The Water Footprint of Milk in Comparison of Twelve International Farming Systems: An Implication for Global Food Security and Improved Food Nutrition
MST. Nadira Sultana1, Mohammad Mohi Uddin1, Brad Ridoutt2, Torsten Hemme3, Kurt-Johannes Peters4
1Bangladesh Agricultural University (BAU), Dept. of Animal Nutrition, Bangladesh
A consequence of increasing water scarcity has to impart challenges to global food security. This is due to possible inter-linkage and competition between the water and the food production where food provision is fundamentally guaranteed.

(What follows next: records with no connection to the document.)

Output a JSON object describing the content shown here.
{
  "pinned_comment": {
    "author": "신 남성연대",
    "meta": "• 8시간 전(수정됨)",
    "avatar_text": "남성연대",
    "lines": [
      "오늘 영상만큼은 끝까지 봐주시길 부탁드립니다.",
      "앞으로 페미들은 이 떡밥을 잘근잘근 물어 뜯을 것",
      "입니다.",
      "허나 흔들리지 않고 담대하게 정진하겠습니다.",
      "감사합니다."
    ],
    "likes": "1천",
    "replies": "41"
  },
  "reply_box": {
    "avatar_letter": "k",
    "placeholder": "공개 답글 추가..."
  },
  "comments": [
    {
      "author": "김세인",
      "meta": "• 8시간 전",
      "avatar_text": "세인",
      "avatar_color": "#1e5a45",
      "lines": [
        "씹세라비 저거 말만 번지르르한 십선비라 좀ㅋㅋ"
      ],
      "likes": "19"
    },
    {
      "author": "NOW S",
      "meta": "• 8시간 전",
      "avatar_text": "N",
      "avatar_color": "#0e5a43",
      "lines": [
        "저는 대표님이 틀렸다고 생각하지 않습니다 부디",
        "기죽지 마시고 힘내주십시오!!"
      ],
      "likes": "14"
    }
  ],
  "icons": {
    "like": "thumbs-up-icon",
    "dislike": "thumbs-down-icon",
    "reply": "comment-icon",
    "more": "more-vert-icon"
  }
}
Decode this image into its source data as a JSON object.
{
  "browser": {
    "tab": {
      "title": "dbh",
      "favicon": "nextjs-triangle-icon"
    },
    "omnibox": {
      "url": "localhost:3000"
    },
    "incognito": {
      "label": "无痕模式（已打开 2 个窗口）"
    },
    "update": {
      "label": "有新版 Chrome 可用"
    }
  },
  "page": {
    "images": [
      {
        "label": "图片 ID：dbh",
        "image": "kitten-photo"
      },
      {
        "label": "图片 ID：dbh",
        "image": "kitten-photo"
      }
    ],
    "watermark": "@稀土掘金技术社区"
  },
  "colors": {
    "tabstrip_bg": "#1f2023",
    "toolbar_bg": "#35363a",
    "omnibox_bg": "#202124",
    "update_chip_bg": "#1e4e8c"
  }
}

Water use (WU) by dairying leads to impacts on ecosystems but milk and other milk products used to support and heighten human life. However, there is lacking awareness of method selection to assess impact and adequate consideration of heterogeneity in production. Therefore, this study compared two methods on 12 regional typical case farms from International Farm Comparison Network that represent three production systems for assessing impacts of consumptive WU and degradative WU of a kg energy corrected milk (ECM) production. The first is the virtual water concept customarily used to consider the volumes of water consumed, and second, a life cycle impact assessment (LCA) method is applied for WU which describes the impact contributing to freshwater scarcity. The virtual water content (VWC) results ranged from 787 to 4242 L/kg ECM while the life cycle impact results for WU, referred to the water footprint (WF), ranged from 3 to 1520 L H2Oe (water equivalent)/kg ECM at farm gate. As an example, the VWC and the LCA-based WF on the Bangladeshi-two cow farm contained 2579 L/kg ECM and a 24 L H2Oe/kg ECM, respectively. The WF results are very heterogeneous due to diverse farming practice geographically, high variation in local water scarcity, and milk production intensity. The results also indicated that minimum input use in relation to consumptive blue water and a pasture-based dairy production system where lower water stress index have a lower impact on freshwater scarcity. VWC as a method of WU is unsuitable to measure the potential to contribute to freshwater scarcity but the LCA-based WF provides a useful dimension to assess impact of consumptive WU contribution to freshwater scarcity. This study suggests that changing production systems in low water stress region and improve their blue WU efficiency, i.e. irrigation services, is to reduce freshwater scarcity for implementing operational plans to sustain food security and food nutrition of people around the world.
Keywords: Food security, life cycle assessment, milk production, water footprint, water scarcity
Contact Address: MST. Nadira Sultana, Bangladesh Agricultural University (BAU), Dept. of Animal Nutrition, 2202 Mymensingh, Bangladesh, e-mail: nadira_bauyahoo.com